Clinton is not completely writing off the entire white working class. She turned against the Trans-Pacific Partnership trade agreement. She has gamely proposed an aid package for coal communities, despite her infinitesimal chances in West Virginia. Even in her “Basket of Deplorables” comments, she distinguished between the bigoted and those who “feel that the government has let them down, the economy has let them down, nobody cares about them, nobody worries about what happens to their lives and their futures, and they're just desperate for change.”
But what she doesn’t do is rationalize “white resentments,” as Obama did in 2008 and as many Democrats did before him, which certainly cuts off her ability to win votes from whites who carry racial resentments.
Democrats have been the party of civil rights ever since the 1964 Civil Rights Act scrambled partisan affiliations. Yet no Democrat has won the presidency without, in some fashion, bowing to racial grievances by whites. If Hillary Clinton does so for the first time, it will confirm a new kind of election math can work for the Democrats and forever change how American elections are won and lost.
Melissa McEwan captures the real life impact of the choice Clinton has made in one perfect Tweet:
Again I will note the basket of deplorables are deplorable TO people who are more likely to support Clinton. She's defending us; it matters.— Melissa McEwan (@Shakestweetz) September 13, 2016
Finally, a timely reminder from Peter Daou, writing for Shareblue:
Garrison Keillor waxes eloquent about Hillary Clinton’s quest to break a 227-year barrier:
“Some day historians will get this right and look back at the steady pitter-pat of scandals that turned out to be nothing, nada, zero and ixnay and will conclude that, almost a century after women’s suffrage, almost 50 years after Richard Nixon signed Title IX into law, a woman was required to run for office wearing concrete shoes. Check back fifty years from now and if I’m wrong, go ahead and dance on my grave.”
Keillor has the courage to say what far too many observers won’t: Pretending Hillary Clinton’s gender isn’t a monumental obstacle to her candidacy is denying a quarter millennium of institutional sexism.
This was never going to be a cakewalk, no matter who Hillary Clinton faced. It wasn’t going to be a cakewalk for any Democratic nominee. The rightwing attack apparatus would do its brutally efficient work on any candidate the Democrats nominated. The corporate media would do their part to enable the right’s attacks.

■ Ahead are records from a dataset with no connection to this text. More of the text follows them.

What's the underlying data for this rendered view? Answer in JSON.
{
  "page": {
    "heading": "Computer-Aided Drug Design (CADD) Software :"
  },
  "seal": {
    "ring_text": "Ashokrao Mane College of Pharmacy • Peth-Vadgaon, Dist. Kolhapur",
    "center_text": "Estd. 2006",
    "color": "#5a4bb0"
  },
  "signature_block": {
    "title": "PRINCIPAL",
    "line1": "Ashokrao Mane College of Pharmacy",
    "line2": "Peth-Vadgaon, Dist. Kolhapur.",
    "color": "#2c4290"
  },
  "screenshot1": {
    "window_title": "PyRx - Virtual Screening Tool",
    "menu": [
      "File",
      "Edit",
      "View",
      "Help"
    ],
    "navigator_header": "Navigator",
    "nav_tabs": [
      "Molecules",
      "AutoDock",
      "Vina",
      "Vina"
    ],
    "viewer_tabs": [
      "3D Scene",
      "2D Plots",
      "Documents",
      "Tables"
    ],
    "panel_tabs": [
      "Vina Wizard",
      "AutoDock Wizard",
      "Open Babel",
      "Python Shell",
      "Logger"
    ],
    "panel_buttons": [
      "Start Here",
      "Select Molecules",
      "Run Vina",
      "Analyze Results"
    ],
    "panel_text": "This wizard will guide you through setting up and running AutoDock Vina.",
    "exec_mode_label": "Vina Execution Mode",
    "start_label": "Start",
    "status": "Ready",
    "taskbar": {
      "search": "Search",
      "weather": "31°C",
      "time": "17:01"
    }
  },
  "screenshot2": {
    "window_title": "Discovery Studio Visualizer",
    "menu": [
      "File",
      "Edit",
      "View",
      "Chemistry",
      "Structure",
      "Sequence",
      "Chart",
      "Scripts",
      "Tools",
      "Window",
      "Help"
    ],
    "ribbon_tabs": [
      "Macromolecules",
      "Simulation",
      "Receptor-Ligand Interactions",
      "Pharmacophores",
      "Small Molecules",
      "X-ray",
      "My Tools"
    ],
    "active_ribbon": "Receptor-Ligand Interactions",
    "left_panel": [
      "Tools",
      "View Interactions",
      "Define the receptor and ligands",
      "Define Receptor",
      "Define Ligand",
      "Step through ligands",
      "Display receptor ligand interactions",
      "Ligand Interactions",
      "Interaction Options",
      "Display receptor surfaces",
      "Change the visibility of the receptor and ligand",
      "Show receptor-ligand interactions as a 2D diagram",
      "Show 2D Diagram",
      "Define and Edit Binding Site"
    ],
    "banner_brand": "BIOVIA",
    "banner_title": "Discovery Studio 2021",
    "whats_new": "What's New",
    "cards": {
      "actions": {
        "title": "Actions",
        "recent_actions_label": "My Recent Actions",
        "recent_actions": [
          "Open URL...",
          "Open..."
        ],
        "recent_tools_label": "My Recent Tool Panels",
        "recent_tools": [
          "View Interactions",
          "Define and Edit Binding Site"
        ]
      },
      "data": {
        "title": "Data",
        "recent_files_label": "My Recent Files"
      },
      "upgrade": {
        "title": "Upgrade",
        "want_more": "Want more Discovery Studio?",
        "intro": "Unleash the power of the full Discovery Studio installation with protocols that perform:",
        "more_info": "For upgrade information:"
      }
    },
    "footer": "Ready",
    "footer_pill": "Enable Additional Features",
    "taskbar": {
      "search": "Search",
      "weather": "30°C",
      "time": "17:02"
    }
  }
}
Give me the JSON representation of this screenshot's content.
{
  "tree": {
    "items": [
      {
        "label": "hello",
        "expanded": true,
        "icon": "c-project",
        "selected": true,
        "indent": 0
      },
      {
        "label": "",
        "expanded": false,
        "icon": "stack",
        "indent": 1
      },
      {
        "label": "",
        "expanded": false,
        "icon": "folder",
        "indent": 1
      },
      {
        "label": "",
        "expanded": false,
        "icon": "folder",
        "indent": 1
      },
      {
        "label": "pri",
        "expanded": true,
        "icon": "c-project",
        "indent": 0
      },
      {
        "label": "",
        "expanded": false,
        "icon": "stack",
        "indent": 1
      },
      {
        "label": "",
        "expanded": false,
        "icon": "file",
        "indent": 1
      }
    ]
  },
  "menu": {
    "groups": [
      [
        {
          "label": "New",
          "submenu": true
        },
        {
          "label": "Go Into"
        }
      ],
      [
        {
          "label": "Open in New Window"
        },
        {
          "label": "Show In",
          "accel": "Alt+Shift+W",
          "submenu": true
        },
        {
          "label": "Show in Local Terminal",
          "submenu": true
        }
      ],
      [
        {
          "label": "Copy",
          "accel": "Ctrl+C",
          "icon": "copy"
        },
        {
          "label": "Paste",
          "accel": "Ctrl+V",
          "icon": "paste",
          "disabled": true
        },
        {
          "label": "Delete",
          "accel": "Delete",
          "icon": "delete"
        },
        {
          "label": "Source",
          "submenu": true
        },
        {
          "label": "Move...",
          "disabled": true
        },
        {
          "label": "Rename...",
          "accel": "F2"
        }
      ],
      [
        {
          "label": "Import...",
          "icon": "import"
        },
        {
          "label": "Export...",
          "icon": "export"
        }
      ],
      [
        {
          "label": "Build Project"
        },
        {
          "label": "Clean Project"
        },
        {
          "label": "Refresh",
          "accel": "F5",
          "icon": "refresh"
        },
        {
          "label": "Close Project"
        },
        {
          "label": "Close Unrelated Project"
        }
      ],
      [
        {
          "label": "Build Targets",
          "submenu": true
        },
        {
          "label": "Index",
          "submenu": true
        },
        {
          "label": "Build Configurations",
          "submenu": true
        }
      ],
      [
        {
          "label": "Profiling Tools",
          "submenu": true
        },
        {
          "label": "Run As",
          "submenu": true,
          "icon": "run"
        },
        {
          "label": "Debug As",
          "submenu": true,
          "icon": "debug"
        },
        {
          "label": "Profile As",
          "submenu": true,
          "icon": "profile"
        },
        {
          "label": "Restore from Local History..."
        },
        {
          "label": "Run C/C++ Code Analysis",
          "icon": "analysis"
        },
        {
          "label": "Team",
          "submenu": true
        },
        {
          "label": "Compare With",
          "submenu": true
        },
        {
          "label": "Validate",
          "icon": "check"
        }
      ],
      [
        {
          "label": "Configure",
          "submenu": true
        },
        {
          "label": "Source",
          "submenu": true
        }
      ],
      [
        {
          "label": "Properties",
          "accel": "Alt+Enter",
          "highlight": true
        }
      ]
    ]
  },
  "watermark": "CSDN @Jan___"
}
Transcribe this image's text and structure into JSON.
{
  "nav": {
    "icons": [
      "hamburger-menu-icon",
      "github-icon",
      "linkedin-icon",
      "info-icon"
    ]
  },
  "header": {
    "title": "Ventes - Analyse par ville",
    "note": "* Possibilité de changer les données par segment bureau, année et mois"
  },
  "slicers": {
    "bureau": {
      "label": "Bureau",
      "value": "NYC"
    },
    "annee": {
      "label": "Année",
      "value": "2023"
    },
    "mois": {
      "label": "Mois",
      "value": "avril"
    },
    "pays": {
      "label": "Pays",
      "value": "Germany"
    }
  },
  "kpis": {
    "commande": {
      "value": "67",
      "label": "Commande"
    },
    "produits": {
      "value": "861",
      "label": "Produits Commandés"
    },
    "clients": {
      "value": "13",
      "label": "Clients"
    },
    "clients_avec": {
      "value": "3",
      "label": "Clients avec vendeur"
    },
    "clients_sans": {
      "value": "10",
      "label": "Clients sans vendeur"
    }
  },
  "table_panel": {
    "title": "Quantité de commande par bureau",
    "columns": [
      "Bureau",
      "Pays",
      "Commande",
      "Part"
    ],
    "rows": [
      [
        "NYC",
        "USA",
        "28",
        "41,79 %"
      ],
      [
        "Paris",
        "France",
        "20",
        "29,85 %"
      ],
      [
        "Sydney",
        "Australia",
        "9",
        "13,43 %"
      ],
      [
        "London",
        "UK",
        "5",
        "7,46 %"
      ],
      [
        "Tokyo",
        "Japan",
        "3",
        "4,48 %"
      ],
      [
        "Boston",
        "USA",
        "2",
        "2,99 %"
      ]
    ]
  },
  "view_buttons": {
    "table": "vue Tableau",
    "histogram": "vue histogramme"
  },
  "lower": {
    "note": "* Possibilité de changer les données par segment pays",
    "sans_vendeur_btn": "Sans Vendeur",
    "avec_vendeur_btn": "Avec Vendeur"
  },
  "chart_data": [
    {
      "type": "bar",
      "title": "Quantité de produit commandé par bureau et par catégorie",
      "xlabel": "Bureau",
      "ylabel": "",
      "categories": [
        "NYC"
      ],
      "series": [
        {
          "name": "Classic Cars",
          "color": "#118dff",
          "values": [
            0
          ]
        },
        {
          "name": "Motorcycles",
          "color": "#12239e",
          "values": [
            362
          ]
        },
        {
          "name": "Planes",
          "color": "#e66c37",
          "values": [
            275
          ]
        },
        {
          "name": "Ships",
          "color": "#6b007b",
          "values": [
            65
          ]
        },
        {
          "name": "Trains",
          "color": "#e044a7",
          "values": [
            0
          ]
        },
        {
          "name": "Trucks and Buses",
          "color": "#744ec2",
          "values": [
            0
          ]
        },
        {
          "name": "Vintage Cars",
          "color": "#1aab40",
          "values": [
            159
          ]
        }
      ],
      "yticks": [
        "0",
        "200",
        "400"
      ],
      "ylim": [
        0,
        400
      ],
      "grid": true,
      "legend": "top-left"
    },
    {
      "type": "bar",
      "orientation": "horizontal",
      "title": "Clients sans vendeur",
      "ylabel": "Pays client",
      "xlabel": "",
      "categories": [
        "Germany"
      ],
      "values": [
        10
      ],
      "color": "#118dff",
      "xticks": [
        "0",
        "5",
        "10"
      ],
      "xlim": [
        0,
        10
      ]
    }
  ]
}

The real wonder is that Hillary Clinton, facing a double standard of colossal proportions, is still winning. It will be a tough slog every single day until November 8.